Directions = Search the records below for the string "icon" and copy each line where it turns up.

━━━━━━━━━━━━━━━━━━━━━━━━━━━━━━

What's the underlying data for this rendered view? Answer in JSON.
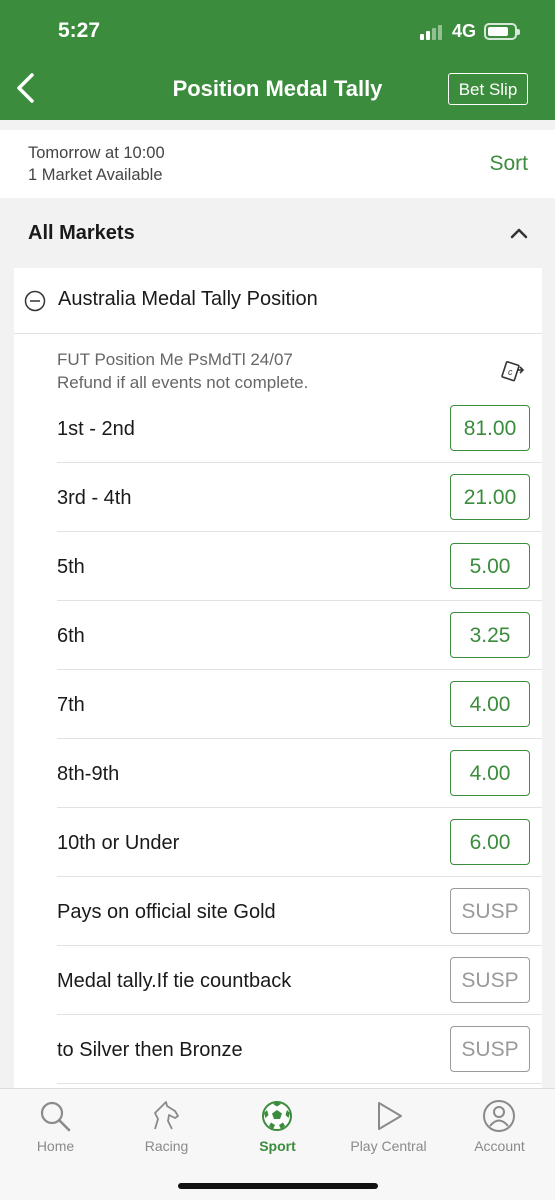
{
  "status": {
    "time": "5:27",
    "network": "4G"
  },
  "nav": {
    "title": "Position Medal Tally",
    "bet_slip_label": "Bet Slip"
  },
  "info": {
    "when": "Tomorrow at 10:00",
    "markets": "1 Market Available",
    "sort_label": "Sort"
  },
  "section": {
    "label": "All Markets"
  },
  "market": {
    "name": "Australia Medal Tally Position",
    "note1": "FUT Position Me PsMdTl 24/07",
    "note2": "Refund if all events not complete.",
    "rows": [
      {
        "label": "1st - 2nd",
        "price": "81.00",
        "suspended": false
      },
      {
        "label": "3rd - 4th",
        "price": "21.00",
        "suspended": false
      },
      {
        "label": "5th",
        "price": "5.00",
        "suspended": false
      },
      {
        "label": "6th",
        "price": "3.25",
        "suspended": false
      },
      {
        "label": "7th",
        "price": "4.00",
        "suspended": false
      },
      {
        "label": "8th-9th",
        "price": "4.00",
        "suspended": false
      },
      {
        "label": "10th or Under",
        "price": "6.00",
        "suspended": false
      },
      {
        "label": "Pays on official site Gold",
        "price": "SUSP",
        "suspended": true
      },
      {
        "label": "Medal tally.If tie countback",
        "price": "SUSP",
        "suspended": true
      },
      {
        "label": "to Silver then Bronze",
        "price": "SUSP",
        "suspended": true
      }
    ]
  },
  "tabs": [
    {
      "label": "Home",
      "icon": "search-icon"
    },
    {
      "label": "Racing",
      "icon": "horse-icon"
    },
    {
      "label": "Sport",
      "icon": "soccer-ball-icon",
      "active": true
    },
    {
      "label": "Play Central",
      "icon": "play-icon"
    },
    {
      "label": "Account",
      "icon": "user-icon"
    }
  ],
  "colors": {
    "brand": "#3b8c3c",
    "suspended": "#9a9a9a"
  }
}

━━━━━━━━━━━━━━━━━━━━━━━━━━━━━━

Solution to the problem =
      "icon": "search-icon"
      "icon": "horse-icon"
      "icon": "soccer-ball-icon",
      "icon": "play-icon"
      "icon": "user-icon"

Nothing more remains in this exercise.